Why Google believes machine learning is its future | Tech - Ars Technica

Timothy B. Lee, Senior tech policy reporter says, Why we heard so much about machine learning at Google I/O this year.

Google CEO Sundar Pichai speaks during the Google I/O Developers Conference on May 7, 2019.
One of the most interesting demos at this week's Google I/O keynote featured a new version of Google's voice assistant that's due out later this year. A Google employee asked the Google Assistant to bring up her photos and then show her photos with animals. She tapped one and said, "Send it to Justin." The photo was dropped into the messaging app.

From there, things got more impressive.

"Hey Google, send an email to Jessica," she said. "Hi Jessica, I just got back from Yellowstone and completely fell in love with it." The phone transcribed her words, putting "Hi Jessica" on its own line.

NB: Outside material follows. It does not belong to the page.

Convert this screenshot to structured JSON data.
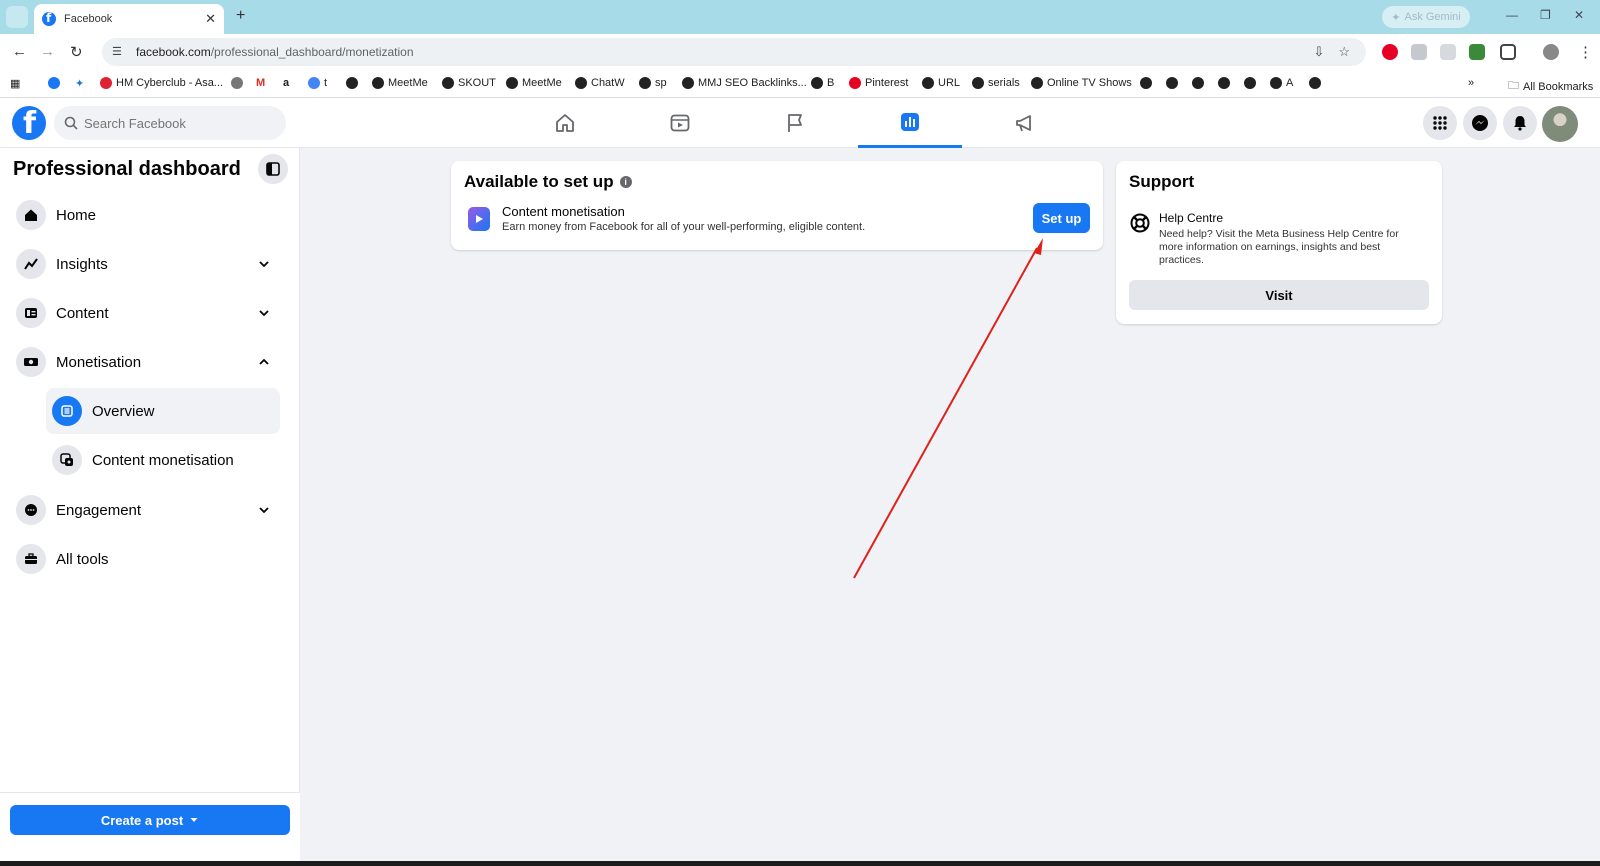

"Set subject to Yellowstone adventures," she said. The assistant understood that it should put "Yellowstone adventures" into the subject line, not the body of the message.

Then without any explicit command, the woman went back to dictating the body of the message. Finally she said "send it," and Google's assistant did...

Google sees machine learning as its future 
Google's mission is to organize the world's information and make it accessible and useful. Google has made a lot of progress on the first half of that mission statement—it may have access to more data than any other company on the planet. But making the information more useful will require software that understands the information in a more sophisticated way—which is exactly what machine learning technology could do.

At I/O this week, Google sent a clear signal that Google's machine learning push is only getting started. The company is pouring resources into developing new chips, algorithms, and platforms because it believes these technologies have a lot of room to improve its existing products—or allow the creation of entirely new ones. And Google believes it has a unique combination of talent and resources to fully exploit those opportunities.

Source: Ars Technica